No Post-Brexit deal with Washington DC if article 16 is triggered according to Nancy Pelosi

In response to a previous storey, a US administration official said on Thursday that the country’s inability to eliminate tariffs on UK steel and aluminium had nothing to do with worries about post-Brexit trade regulations impacting Northern Ireland.

In 2018, former US President Donald Trump imposed 25% and 10% tariffs on steel and aluminium imports from the European Union. The tariffs were removed in October of this year, but they remain in force due to Britain’s withdrawal from the EU.

According to the Financial Times, trade discussions have come to a halt due to US congressional worries over British threats to postpone elements of the Brexit deal relating to Northern Ireland.

However, a US official who did not want to be identified contradicted that version, claiming there was no relationship between the difficulties and refusing to elaborate.

According to sources in the Biden administration, negotiations on the topic are underway. They are also concerned that a conflict between London and Brussels over the execution of the 2020 Brexit deal may jeopardise the Good Friday Agreement, which essentially ended three decades of bloodshed in Northern Ireland.

Speaker of the United States House of Representatives Nancy Pelosi warned in September that if the Northern Ireland peace accord were broken, there would be no post-Brexit trade pact with Washington.

“I think it’s important not to conflate those two issues,” a spokeswoman for Prime Minister Boris Johnson said.

“On steel tariffs, we are working closely with the Biden administration. It’s encouraging they are taking steps to de-escalate the issue, and we are very focused on agreeing a resolution that removes damaging tariffs,” He told reporters.

Northern Ireland’s reservations “will in no way affect the UK’s approach,” according to the UK’s trade department, since “significant changes” are required in the protocol that oversees goods flow into the province.

The Northern Ireland Protocol, which was accepted as part of the United Kingdom’s “Brexit” departure from the European Union, was established to avoid a hard border between Northern Ireland and EU member Ireland.

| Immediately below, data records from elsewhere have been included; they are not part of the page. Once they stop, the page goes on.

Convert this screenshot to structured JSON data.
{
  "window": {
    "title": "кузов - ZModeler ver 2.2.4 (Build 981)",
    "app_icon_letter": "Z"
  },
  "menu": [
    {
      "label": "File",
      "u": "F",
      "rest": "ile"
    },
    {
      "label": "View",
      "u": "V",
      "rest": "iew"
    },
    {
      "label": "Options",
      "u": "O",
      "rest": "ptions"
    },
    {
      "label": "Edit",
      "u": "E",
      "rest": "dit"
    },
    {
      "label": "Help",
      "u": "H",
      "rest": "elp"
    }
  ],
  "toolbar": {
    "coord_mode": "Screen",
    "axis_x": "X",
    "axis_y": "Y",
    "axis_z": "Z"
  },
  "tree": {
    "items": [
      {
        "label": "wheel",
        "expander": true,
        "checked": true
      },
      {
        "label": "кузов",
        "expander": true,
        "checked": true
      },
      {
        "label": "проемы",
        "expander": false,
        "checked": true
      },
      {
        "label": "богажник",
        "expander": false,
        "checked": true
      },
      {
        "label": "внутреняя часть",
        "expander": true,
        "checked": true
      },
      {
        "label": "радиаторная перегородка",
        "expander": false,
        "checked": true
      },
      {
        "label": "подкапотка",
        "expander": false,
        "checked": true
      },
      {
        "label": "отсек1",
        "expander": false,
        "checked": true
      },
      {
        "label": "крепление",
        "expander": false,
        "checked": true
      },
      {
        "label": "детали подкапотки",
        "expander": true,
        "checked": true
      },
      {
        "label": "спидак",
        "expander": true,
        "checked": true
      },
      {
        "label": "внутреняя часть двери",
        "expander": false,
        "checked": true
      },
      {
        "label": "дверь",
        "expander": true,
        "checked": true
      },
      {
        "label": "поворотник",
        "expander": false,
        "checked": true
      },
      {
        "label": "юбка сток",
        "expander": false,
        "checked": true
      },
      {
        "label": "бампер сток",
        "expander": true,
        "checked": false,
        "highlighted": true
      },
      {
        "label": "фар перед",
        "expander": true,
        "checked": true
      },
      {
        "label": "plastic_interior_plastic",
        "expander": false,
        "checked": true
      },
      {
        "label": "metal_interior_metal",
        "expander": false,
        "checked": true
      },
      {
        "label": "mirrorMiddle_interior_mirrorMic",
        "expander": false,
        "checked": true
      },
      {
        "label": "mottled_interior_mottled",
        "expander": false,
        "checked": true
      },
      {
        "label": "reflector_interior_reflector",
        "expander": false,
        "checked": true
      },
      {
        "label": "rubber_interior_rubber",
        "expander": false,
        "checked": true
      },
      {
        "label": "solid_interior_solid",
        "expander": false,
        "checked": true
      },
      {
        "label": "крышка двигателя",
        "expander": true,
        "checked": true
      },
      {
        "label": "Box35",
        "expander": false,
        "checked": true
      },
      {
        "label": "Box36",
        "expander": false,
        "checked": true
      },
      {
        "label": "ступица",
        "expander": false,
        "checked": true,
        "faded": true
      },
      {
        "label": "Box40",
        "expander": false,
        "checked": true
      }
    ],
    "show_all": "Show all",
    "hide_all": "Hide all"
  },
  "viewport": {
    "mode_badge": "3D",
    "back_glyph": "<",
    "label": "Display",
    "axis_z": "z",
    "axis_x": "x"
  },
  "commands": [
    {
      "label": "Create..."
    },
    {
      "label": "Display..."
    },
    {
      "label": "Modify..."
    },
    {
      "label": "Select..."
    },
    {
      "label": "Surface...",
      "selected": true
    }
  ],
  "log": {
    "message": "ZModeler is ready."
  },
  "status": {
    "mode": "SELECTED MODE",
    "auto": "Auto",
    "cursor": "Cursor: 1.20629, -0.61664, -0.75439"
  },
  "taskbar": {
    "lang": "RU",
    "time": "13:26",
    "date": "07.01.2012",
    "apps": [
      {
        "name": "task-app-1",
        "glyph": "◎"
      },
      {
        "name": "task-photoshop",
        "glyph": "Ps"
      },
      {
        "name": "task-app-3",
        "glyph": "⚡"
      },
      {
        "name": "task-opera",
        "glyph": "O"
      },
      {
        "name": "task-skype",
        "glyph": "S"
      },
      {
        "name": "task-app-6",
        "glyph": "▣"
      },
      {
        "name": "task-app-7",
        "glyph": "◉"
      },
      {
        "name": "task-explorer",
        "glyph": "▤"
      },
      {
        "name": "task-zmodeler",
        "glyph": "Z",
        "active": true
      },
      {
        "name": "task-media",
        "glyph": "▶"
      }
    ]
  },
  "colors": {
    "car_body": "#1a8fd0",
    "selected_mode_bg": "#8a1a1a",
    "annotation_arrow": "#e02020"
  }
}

It effectively preserves the UK-run territory in the EU’s customs union and single market for goods.